Are parental concerns with fingerprint biometrics 'techno panic'

Photo courtesy of
As North Adams School in Massachusetts plans to use fingerprint biometrics to improve lunch line efficiency, some parents are understandably concerned about how using a biometric system erodes their children's privacy.  Most of the articles on North Adams School adopting biometrics seek to reassure parents and readers that its not a database of fingerprints but just a number string.  The reality is that that number string is the biometric identifier derived from the fingerprint and that personal biometric, digital identifier is capable of being transferred across databases.

Here in the UK personal biometric identification used in schools has the potential to be accessed by the UK Police or other agencies, without the knowledge of the child or the parent.  I'm not sure if this is also the case in Massachusetts but it would be a question I would ask if I were a parent there.

In a FindBiometrics article "Massachusetts Lunch Lines Go Biometric Despite Parental Concerns" they state that:

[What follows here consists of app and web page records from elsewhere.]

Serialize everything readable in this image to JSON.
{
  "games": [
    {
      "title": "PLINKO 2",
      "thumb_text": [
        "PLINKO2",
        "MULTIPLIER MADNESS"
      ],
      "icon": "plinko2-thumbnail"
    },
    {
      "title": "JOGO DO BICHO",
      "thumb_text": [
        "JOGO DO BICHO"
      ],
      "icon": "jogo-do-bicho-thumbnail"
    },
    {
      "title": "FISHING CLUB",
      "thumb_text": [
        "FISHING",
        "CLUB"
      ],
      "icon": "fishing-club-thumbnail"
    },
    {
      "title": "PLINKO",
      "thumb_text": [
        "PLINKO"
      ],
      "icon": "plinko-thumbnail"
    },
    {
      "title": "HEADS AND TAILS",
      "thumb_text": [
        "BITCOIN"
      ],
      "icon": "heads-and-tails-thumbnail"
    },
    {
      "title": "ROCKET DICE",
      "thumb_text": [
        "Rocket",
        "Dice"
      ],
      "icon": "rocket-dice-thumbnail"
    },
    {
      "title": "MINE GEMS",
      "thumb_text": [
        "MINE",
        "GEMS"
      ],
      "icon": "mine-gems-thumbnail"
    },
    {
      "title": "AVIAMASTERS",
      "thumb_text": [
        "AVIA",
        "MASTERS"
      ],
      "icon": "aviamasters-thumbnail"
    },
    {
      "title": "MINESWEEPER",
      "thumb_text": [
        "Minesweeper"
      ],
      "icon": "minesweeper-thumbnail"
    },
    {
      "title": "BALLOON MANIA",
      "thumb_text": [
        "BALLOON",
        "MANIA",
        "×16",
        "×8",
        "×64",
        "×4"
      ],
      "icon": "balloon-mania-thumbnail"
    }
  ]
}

"The parental outrage revolves around worries that the biometric templates used to authorize the buying of food will lead to the storage of a child’s physical characteristics. This is a common fear in large scale deployments of biometric technology, but in this case it doesn’t hold up. identiMetrics fingerprint scanners don’t store full fingerprints"

Erm... it does store a child's physical characteristics in a digital format, otherwise it wouldn't be a biometric system.

The article then goes on to quote the International Biometrics and Identification Association calling the recent ban of biometrics in schools in Florida as "techno panic". Well I guess they would.  The industry have business to loose if all states decided to ban the unproportionate use of biometric technology for a faster moving lunch line or improved credit control.

Also with four other schools in the area rolling out biometrics the reports that:

"Parents are informed of how the technology works and to give them the option not to participate — both of which North Adams as done, although some parents are saying they should have been asked permission first, not after the fact."

This inadequate version of somehow gaining assumed consent from parents, and those that do not consent by having to opt out, failed miserably here in the UK.  As a consequence legislation was brought in to gain clear, informed consent from both parents, also if the child does not consent this overrides the parent's consent.  This legislation, contained in the Protection of Freedoms Act 2012, was brought about after privacy groups and parents lobbied parliament from 2006-2010 with the law being applicable from September 2013.

And yes, biometric authentication can be used to track your child.  A child's digital transactions can build up a highly personal profile in school of what they eat, read, attendance, movement around a campus, revealing a very personal footprint of how a child's life is lead in the education system.  Any system is able to do this I suppose, like a swipe card or pin, but because a child's biometrics are easier to use, i.e. you can't loose a finger, this type of authenticating seems the simplest most efficient option for schools, employing the technology for a whole range of purposes.  Put plainly, it is profiling - but at what cost to the child's privacy?

Children today will, in all probability, need to authenticate themselves biometrically in future for travel (as we do now) banking, access to state benefits, pension, purchasing food and national ID.  This is happening in other countries.

A child's biometric identity needs absolutely not be compromised.  The only way to do this it to limit a child's exposure to the technology - not to participate in such biometric systems for mundane purposes in schools.